/---

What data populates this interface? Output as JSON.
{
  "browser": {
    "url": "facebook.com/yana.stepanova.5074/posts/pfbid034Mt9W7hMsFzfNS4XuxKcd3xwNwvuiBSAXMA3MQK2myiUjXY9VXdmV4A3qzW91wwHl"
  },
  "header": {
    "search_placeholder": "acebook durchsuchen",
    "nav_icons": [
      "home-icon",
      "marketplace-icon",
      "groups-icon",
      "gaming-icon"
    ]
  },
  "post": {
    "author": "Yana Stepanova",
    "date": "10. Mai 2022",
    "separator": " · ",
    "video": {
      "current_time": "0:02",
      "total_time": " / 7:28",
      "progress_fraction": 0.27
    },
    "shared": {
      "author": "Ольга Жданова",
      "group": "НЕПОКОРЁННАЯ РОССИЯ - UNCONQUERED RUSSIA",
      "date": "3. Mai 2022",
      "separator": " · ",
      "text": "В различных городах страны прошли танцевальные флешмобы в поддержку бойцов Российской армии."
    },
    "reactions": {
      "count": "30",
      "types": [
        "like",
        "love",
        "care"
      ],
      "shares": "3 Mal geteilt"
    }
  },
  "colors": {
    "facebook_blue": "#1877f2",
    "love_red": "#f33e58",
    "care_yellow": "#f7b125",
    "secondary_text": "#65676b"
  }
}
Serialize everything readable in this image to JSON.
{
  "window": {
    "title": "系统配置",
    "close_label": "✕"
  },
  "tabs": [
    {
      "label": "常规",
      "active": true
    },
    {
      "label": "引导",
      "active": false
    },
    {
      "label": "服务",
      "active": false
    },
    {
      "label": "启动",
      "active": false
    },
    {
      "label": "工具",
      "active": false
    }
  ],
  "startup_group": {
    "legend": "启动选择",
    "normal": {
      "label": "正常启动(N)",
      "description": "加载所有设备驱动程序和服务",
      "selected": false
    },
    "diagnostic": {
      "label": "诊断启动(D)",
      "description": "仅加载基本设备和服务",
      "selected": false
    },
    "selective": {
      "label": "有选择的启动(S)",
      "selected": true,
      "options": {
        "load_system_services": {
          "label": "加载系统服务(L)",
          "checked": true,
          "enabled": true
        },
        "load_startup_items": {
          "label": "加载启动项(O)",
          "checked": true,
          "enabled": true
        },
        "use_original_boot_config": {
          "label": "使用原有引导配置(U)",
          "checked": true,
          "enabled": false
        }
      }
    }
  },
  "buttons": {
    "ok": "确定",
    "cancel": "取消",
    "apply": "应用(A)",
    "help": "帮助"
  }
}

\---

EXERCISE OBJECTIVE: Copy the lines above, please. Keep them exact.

EXERCISE ANSWER:
What data populates this interface? Output as JSON.
{
  "browser": {
    "url": "facebook.com/yana.stepanova.5074/posts/pfbid034Mt9W7hMsFzfNS4XuxKcd3xwNwvuiBSAXMA3MQK2myiUjXY9VXdmV4A3qzW91wwHl"
  },
  "header": {
    "search_placeholder": "acebook durchsuchen",
    "nav_icons": [
      "home-icon",
      "marketplace-icon",
      "groups-icon",
      "gaming-icon"
    ]
  },
  "post": {
    "author": "Yana Stepanova",
    "date": "10. Mai 2022",
    "separator": " · ",
    "video": {
      "current_time": "0:02",
      "total_time": " / 7:28",
      "progress_fraction": 0.27
    },
    "shared": {
      "author": "Ольга Жданова",
      "group": "НЕПОКОРЁННАЯ РОССИЯ - UNCONQUERED RUSSIA",
      "date": "3. Mai 2022",
      "separator": " · ",
      "text": "В различных городах страны прошли танцевальные флешмобы в поддержку бойцов Российской армии."
    },
    "reactions": {
      "count": "30",
      "types": [
        "like",
        "love",
        "care"
      ],
      "shares": "3 Mal geteilt"
    }
  },
  "colors": {
    "facebook_blue": "#1877f2",
    "love_red": "#f33e58",
    "care_yellow": "#f7b125",
    "secondary_text": "#65676b"
  }
}
Serialize everything readable in this image to JSON.
{
  "window": {
    "title": "系统配置",
    "close_label": "✕"
  },
  "tabs": [
    {
      "label": "常规",
      "active": true
    },
    {
      "label": "引导",
      "active": false
    },
    {
      "label": "服务",
      "active": false
    },
    {
      "label": "启动",
      "active": false
    },
    {
      "label": "工具",
      "active": false
    }
  ],
  "startup_group": {
    "legend": "启动选择",
    "normal": {
      "label": "正常启动(N)",
      "description": "加载所有设备驱动程序和服务",
      "selected": false
    },
    "diagnostic": {
      "label": "诊断启动(D)",
      "description": "仅加载基本设备和服务",
      "selected": false
    },
    "selective": {
      "label": "有选择的启动(S)",
      "selected": true,
      "options": {
        "load_system_services": {
          "label": "加载系统服务(L)",
          "checked": true,
          "enabled": true
        },
        "load_startup_items": {
          "label": "加载启动项(O)",
          "checked": true,
          "enabled": true
        },
        "use_original_boot_config": {
          "label": "使用原有引导配置(U)",
          "checked": true,
          "enabled": false
        }
      }
    }
  },
  "buttons": {
    "ok": "确定",
    "cancel": "取消",
    "apply": "应用(A)",
    "help": "帮助"
  }
}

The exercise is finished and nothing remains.